We compare the efficiency with which management discretion and shareholder choice regulate hostile tender offers. This is the first paper in a long running debate that rigorously compares these legal rules to analyze both the critical informational assumptions and the interplay of those assumptions with principles of financial market efficiency. A critical innovation of our model is its focus on an informed management’s choice among alternative corporate policies under the protection of the business judgment rule, but where agency costs exist. We assume that corporate assets and reinvestment opportunities are efficiently priced by financial markets, but that markets never learn the value of foregone investments. In this case, shareholder choice may create an agency problem whereby managers forego positive net present value investments that increase the risk of a hostile bid. We are able to determine analytic conditions under which the expected cost of this agency problem exceeds that of the standard agency problem usually identified with management discretion.

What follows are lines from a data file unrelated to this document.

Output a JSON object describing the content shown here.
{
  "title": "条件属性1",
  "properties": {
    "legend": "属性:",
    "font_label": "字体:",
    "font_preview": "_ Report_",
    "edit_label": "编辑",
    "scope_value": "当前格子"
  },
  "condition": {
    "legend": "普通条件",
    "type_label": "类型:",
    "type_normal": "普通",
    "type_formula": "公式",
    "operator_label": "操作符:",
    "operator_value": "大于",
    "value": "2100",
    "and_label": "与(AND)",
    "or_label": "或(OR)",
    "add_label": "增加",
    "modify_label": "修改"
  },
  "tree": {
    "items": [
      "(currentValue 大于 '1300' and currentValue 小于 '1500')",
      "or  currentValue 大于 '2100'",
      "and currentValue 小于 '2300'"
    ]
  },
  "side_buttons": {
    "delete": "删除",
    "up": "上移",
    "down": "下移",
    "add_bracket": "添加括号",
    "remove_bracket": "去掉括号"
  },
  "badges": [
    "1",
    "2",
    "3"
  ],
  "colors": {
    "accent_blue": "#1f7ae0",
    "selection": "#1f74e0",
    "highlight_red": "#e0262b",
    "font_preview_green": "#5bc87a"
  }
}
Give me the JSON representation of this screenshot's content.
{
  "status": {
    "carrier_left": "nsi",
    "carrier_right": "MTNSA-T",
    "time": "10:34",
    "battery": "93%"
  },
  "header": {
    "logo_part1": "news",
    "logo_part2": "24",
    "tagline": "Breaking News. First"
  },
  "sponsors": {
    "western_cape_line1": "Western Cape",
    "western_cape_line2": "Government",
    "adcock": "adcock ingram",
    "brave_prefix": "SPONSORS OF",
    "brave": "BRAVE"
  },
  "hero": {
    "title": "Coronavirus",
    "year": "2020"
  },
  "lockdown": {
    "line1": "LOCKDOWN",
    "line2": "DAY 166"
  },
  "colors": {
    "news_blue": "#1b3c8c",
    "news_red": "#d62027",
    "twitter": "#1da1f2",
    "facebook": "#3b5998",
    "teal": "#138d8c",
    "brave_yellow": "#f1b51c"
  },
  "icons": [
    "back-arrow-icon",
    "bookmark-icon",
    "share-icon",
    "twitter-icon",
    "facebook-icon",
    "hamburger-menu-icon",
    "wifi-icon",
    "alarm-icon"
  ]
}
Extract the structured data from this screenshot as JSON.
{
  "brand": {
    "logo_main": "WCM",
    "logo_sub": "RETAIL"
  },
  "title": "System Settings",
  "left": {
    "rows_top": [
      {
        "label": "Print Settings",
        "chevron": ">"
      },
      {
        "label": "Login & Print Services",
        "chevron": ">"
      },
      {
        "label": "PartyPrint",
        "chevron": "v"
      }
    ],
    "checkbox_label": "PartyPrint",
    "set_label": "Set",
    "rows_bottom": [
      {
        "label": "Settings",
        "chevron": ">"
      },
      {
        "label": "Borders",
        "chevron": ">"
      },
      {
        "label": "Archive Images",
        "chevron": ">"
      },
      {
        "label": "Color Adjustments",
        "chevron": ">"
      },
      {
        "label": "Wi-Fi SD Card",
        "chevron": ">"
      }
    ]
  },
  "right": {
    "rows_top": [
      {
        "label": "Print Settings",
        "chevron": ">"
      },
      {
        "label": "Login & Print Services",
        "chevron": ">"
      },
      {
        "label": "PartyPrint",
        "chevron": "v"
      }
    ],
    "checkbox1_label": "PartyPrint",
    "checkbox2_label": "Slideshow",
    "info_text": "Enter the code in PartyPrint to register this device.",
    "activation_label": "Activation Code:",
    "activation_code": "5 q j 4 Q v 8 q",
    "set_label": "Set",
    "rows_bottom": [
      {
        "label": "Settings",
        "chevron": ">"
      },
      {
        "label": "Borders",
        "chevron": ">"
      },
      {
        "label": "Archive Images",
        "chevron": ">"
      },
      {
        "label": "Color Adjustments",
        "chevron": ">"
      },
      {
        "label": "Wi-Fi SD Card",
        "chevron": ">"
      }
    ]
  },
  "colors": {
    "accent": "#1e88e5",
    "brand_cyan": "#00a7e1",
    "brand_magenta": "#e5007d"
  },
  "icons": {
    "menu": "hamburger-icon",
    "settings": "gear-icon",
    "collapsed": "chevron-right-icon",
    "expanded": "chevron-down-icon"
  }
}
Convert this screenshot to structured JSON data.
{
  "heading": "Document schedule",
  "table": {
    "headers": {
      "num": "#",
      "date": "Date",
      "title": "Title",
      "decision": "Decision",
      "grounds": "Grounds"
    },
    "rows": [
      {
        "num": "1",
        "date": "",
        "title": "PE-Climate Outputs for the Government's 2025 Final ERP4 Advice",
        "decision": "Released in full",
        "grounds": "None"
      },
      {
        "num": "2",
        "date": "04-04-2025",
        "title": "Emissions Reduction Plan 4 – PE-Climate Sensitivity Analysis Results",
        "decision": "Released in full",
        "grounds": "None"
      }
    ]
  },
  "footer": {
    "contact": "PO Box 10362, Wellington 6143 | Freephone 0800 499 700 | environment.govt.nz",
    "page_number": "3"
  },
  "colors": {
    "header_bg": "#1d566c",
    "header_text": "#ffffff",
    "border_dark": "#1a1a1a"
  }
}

Kihlstrom, Richard E. and Wachter, Michael L., "Why Defer to Managers? A Strong-Form Efficiency Model" (2005). Faculty Scholarship at Penn Law. 70.